• **Problem to work on**
Look through the records and copy each line that has "name" in it.

• **Records to process**

========================

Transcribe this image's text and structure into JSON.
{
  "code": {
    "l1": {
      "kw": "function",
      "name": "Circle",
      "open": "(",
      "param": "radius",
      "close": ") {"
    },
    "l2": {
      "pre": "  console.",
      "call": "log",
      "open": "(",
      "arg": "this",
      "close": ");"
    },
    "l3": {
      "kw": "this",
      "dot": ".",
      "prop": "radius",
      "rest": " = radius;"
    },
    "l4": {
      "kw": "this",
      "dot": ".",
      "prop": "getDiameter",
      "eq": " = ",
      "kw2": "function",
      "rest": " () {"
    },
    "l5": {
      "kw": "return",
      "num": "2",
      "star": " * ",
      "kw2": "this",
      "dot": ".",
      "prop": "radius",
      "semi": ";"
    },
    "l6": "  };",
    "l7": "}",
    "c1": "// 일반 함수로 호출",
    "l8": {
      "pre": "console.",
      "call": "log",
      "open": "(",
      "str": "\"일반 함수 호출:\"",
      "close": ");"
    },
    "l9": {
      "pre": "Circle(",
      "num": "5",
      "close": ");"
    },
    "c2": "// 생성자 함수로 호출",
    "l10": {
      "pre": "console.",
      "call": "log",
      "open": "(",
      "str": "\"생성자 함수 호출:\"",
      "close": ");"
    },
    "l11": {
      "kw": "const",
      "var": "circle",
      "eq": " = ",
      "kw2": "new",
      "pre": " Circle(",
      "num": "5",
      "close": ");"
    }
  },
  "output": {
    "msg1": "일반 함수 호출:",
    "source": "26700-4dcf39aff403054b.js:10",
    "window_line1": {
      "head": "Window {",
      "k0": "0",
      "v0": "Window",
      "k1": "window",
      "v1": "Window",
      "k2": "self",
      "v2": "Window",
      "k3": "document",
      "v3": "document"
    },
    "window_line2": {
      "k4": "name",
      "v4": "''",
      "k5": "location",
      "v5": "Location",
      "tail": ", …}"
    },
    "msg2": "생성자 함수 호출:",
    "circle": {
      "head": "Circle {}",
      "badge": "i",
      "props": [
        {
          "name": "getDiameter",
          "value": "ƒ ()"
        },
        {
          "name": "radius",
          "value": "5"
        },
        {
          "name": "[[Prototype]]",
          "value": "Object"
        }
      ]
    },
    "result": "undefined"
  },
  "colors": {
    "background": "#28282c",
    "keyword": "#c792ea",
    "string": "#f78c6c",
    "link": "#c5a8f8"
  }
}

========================

• **Response for this exercise**
      "name": "Circle",
      "k4": "name",
          "name": "getDiameter",
          "name": "radius",
          "name": "[[Prototype]]",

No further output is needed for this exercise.